**Supplied material**
§
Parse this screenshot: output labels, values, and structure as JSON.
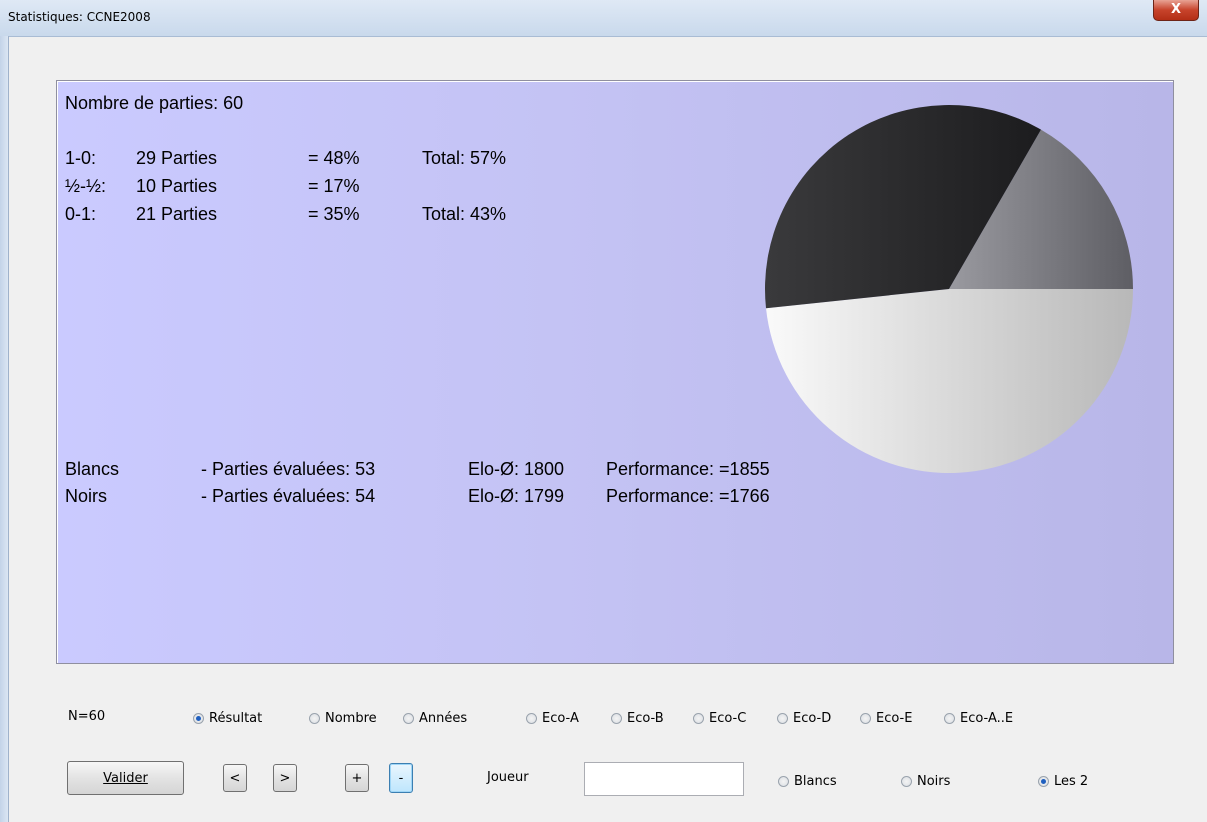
{
  "window": {
    "title": "Statistiques: CCNE2008",
    "close_label": "X"
  },
  "stats": {
    "games_count": "Nombre de parties: 60",
    "results": [
      {
        "label": "1-0:",
        "games": "29 Parties",
        "pct": "= 48%",
        "total": "Total: 57%"
      },
      {
        "label": "½-½:",
        "games": "10 Parties",
        "pct": "= 17%",
        "total": ""
      },
      {
        "label": "0-1:",
        "games": "21 Parties",
        "pct": "= 35%",
        "total": "Total: 43%"
      }
    ],
    "players": [
      {
        "side": "Blancs",
        "evaluated": "- Parties évaluées: 53",
        "elo": "Elo-Ø: 1800",
        "perf": "Performance: =1855"
      },
      {
        "side": "Noirs",
        "evaluated": "- Parties évaluées: 54",
        "elo": "Elo-Ø: 1799",
        "perf": "Performance: =1766"
      }
    ]
  },
  "chart_data": {
    "type": "pie",
    "slices": [
      {
        "result": "1-0",
        "value": 29,
        "percent": 48,
        "color": "#e0e0e0"
      },
      {
        "result": "½-½",
        "value": 10,
        "percent": 17,
        "color": "#7a7a80"
      },
      {
        "result": "0-1",
        "value": 21,
        "percent": 35,
        "color": "#2e2e30"
      }
    ]
  },
  "controls": {
    "n_label": "N=60",
    "mode_options": [
      {
        "label": "Résultat",
        "selected": true
      },
      {
        "label": "Nombre",
        "selected": false
      },
      {
        "label": "Années",
        "selected": false
      },
      {
        "label": "Eco-A",
        "selected": false
      },
      {
        "label": "Eco-B",
        "selected": false
      },
      {
        "label": "Eco-C",
        "selected": false
      },
      {
        "label": "Eco-D",
        "selected": false
      },
      {
        "label": "Eco-E",
        "selected": false
      },
      {
        "label": "Eco-A..E",
        "selected": false
      }
    ],
    "validate_label": "Valider",
    "prev_label": "<",
    "next_label": ">",
    "plus_label": "+",
    "minus_label": "-",
    "player_label": "Joueur",
    "player_value": "",
    "side_options": [
      {
        "label": "Blancs",
        "selected": false
      },
      {
        "label": "Noirs",
        "selected": false
      },
      {
        "label": "Les 2",
        "selected": true
      }
    ]
  }
}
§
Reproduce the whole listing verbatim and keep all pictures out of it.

**Response**
Parse this screenshot: output labels, values, and structure as JSON.
{
  "window": {
    "title": "Statistiques: CCNE2008",
    "close_label": "X"
  },
  "stats": {
    "games_count": "Nombre de parties: 60",
    "results": [
      {
        "label": "1-0:",
        "games": "29 Parties",
        "pct": "= 48%",
        "total": "Total: 57%"
      },
      {
        "label": "½-½:",
        "games": "10 Parties",
        "pct": "= 17%",
        "total": ""
      },
      {
        "label": "0-1:",
        "games": "21 Parties",
        "pct": "= 35%",
        "total": "Total: 43%"
      }
    ],
    "players": [
      {
        "side": "Blancs",
        "evaluated": "- Parties évaluées: 53",
        "elo": "Elo-Ø: 1800",
        "perf": "Performance: =1855"
      },
      {
        "side": "Noirs",
        "evaluated": "- Parties évaluées: 54",
        "elo": "Elo-Ø: 1799",
        "perf": "Performance: =1766"
      }
    ]
  },
  "chart_data": {
    "type": "pie",
    "slices": [
      {
        "result": "1-0",
        "value": 29,
        "percent": 48,
        "color": "#e0e0e0"
      },
      {
        "result": "½-½",
        "value": 10,
        "percent": 17,
        "color": "#7a7a80"
      },
      {
        "result": "0-1",
        "value": 21,
        "percent": 35,
        "color": "#2e2e30"
      }
    ]
  },
  "controls": {
    "n_label": "N=60",
    "mode_options": [
      {
        "label": "Résultat",
        "selected": true
      },
      {
        "label": "Nombre",
        "selected": false
      },
      {
        "label": "Années",
        "selected": false
      },
      {
        "label": "Eco-A",
        "selected": false
      },
      {
        "label": "Eco-B",
        "selected": false
      },
      {
        "label": "Eco-C",
        "selected": false
      },
      {
        "label": "Eco-D",
        "selected": false
      },
      {
        "label": "Eco-E",
        "selected": false
      },
      {
        "label": "Eco-A..E",
        "selected": false
      }
    ],
    "validate_label": "Valider",
    "prev_label": "<",
    "next_label": ">",
    "plus_label": "+",
    "minus_label": "-",
    "player_label": "Joueur",
    "player_value": "",
    "side_options": [
      {
        "label": "Blancs",
        "selected": false
      },
      {
        "label": "Noirs",
        "selected": false
      },
      {
        "label": "Les 2",
        "selected": true
      }
    ]
  }
}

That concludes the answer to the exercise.